Purpose The goal of this work was to detect disease-related microstructural changes to the liver using magnetic resonance imaging. Chronic liver disease can cause microstructural changes in the liver that reduce plasma access to the perisinusoidal space - the site of exchange between the blood plasma and the hepatic parenchyma. The reduced plasma access to the perisinusoidal space inhibits hepatic function and contributes to the ∼30,000 chronic liver disease-related deaths per year. Methods The extracellular matrix-specific cationized ferritin magnetic resonance imaging probe was injected intravenously into healthy rats and a rat model of the chronic liver disease non-alcoholic steatohepatitis. Rats were subsequently imaged with T2*-weighted magnetic resonance imaging. Results This work demonstrates that the binding of cationized ferritin to the perisinusoidal extracellular matrix is reduced by 55% in a rat model of non-alcoholic steatohepatitis compared to healthy controls. This reduced binding is detectable in vivo with magnetic resonance imaging. Immunofluorescence and electron microscopy indicated that the reduced binding is due to inhibited macromolecular access to the perisinusoidal space caused by non-alcoholic steatohepatitis-related microstructural changes. Conclusions The reduced accumulation of intravenously injected cationized ferritin may report on changes in macromolecular access to the liver parenchyma in chronic liver disease. Magn Reson Med 70:1728-1738, 2013. © 2013 Wiley Periodicals, Inc.
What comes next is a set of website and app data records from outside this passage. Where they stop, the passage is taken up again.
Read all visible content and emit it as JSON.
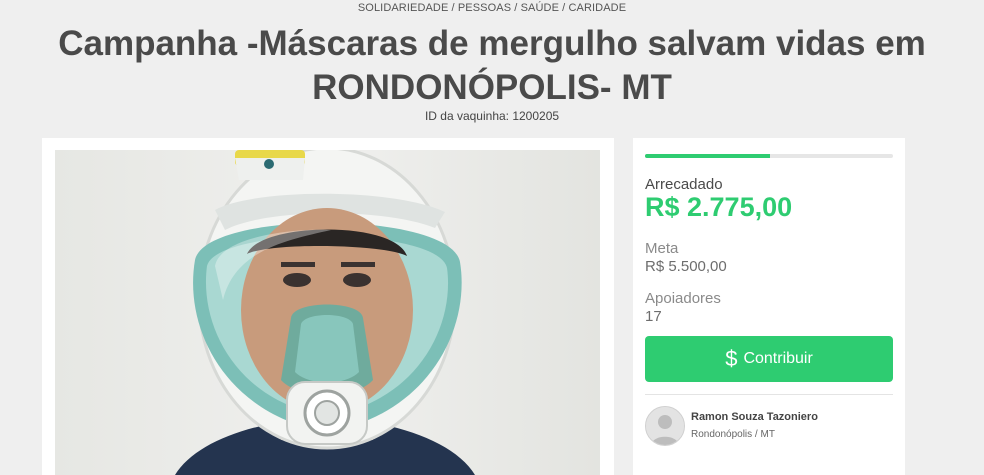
{
  "header": {
    "categories": "SOLIDARIEDADE / PESSOAS / SAÚDE / CARIDADE",
    "title": "Campanha -Máscaras de mergulho salvam vidas em RONDONÓPOLIS- MT",
    "vaquinha_id": "ID da vaquinha: 1200205"
  },
  "media": {
    "image_alt": "man-wearing-full-face-snorkel-mask"
  },
  "stats": {
    "progress_fraction": 0.5045,
    "raised_label": "Arrecadado",
    "raised_value": "R$ 2.775,00",
    "goal_label": "Meta",
    "goal_value": "R$ 5.500,00",
    "supporters_label": "Apoiadores",
    "supporters_value": "17"
  },
  "actions": {
    "contribute_icon": "$",
    "contribute_label": "Contribuir"
  },
  "owner": {
    "name": "Ramon Souza Tazoniero",
    "location": "Rondonópolis / MT"
  },
  "colors": {
    "accent": "#2ecc71",
    "background": "#efefef"
  }
}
- chronic liver disease
- magnetic resonance imaging
- molecular imaging
ASJC Scopus subject areas
- Radiology Nuclear Medicine and imaging